This week's big reveals include that Monroe has a train that can run from Indiana to Philadelphia, and this is how Neville will finally deliver Danny. Nora's grand plan for preventing this is to blow up the train, with the help of her new rebel friend Hutch. Unfortunately she tries to blow it up while Danny is onboard (although from the size of the boom, he probably would've survived).
We learn more about Neville's life before the blackout: he was an insurance adjuster, like he said, and he had a nice wife and a small son. He was mild-mannered to the point of being a pushover (although there seemed to be some rage issues under the surface), and he also had a dickhead neighbor across the street who tried to steal his butter knives. And this is how Tom Neville founded his wartime fight club.
Charlie and Miles try to figure out a way to rescue Danny, and the best idea they come up with is running on top of the train, Mission: Impossible-style, and getting in fights with the train's engineer and Neville. This only partially works, and Danny is surely getting tired of ending every episode exactly where he started itâ€”handcuffed to a crabby Allstate rep who likes punching him in the face.
And in Philadelphia, Monroe has finally gotten Rachel to talk about what Ben was working on before the blackout. Using Danny as leverage, he pries out the existence of the silver MacGuffins.

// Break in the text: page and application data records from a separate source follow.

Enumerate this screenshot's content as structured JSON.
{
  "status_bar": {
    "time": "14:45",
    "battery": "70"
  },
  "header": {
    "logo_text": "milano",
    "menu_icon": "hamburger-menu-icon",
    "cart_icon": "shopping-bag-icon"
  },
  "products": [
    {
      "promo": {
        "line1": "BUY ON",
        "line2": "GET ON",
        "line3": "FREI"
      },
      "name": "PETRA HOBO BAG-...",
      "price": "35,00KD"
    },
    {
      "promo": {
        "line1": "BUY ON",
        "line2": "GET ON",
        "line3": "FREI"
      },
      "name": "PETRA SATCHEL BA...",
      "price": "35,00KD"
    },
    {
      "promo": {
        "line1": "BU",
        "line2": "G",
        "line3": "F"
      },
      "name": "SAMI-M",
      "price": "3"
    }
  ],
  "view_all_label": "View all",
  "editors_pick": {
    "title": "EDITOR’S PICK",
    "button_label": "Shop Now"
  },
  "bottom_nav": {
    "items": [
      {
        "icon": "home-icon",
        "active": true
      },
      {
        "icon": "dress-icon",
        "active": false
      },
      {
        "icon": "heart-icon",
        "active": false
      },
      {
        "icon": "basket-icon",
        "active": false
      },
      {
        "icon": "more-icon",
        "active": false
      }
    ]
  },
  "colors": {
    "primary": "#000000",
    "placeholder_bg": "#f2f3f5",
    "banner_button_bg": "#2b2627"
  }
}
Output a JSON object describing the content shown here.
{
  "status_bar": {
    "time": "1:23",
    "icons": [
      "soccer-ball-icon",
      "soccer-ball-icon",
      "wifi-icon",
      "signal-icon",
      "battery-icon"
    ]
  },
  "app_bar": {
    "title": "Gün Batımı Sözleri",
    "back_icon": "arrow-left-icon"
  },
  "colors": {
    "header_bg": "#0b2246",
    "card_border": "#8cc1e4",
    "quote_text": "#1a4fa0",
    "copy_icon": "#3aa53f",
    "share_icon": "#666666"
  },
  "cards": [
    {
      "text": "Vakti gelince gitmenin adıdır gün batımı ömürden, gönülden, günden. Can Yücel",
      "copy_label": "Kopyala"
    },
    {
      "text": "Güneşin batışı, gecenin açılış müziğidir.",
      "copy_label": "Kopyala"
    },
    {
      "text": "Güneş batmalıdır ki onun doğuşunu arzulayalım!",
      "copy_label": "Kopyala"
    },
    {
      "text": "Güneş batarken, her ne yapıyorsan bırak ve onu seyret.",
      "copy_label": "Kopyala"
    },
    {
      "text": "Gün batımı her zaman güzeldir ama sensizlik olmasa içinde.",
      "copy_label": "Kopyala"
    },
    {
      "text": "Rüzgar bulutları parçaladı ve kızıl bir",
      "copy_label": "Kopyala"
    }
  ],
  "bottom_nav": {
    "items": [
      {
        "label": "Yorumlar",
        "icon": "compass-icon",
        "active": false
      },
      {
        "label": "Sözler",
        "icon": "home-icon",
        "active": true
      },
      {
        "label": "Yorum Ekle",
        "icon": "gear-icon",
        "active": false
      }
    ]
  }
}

There are twelve, and they are necessary to turn the power back on.
Also, ethnically ambiguous militia spy Nate is actually Neville's son, Jason. And he still wants to make out with Charlie.
Previously on Revolution: Miles acquired Nora, as well as some intel on Neville's whereabouts. Nate reappeared and Maggie got fatally stabbed in the leg. Danny tried to escape Neville, but his own basic decency screwed him once again.
Noblesville, Indiana. Neville's fight club. Apparently the world isn't gruesomely violent enough, so these militia dudes need to smash each other in the face to feel something. Neville looks purely delighted at the opportunity to belt Danny. Danny, though, refuses to fight -- until Neville breaks his nose. Then he turns into the show's little Jared Leto and, like Jared, gets his pretty face pounded to a pulp, complete with squishy Foley noises. Ick.
Flashback to the day of the blackout. Neville, wearing a shirt and tie, is fiddling with his wedding ring in what appears to be his supervisor's office. The boss man tosses a folder at him and asks him to explain how he handled the claim. Apparently he paid out for smoke damage, even though the person's policy didn't cover that. Because Neville really did have a soft, chewy center once upon a time! Until he got canned. It's basically the scene in The Incredibles where Wallace Shawn fires Bob Parr. Ooh, I wonder if we'll see Giancarlo Esposito pulling a locomotive later.
Maggie's lonely grave. Charlie and Aaron stand next to it and say nothing while Miles sharpens his knife and tells them to get a move on. He says they've spent too much time standing around. Charlie wants to say goodbye, and Miles says Maggie's just a body in the ground now, while Danny is alive and they can still help him. Charlie pouts, because it's always one step forward, five steps back with the limpid-eyed whiner. She gathers up her stuff and they hit the road.
The five are walking through the forest when they hear the horn of a steam engine blast. Miles runs toward the sound and they see tracks, as well as an actual train. Neville observes that if Monroe has a working train, this could be very bad.
A panicky stationmaster is telling Neville the train should be in a museum (even though those don't really exist anymore), and the tracks from Noblesville to Baltimore are blocked by nonworking cars. Neville insists that the train will leave tomorrow, so the stationmaster should go make that happen.
In Philadelphia, Monroe tells Rachel that Danny is getting on a train and will be there soon. He tells her it's good news, and she's all, no, good news would be a hot shower and a full season's worth of DVDs of The Mindy Project and being able to preserve food other than by salting and pickling, you bastard. He sweet-talks that she'll see her son again (before Monroe starts torturing him), and Rachel makes those big wet eyes that everyone on Lost got so good at as she begs him -- for the sake of their past friendship -- to let her son go and she'll tell him everything. He says, "I know you will," because no way is he letting Danny go. All the same, he's sorry it's come to this. Sure he is. He's just bitter about his six seasons and a movie.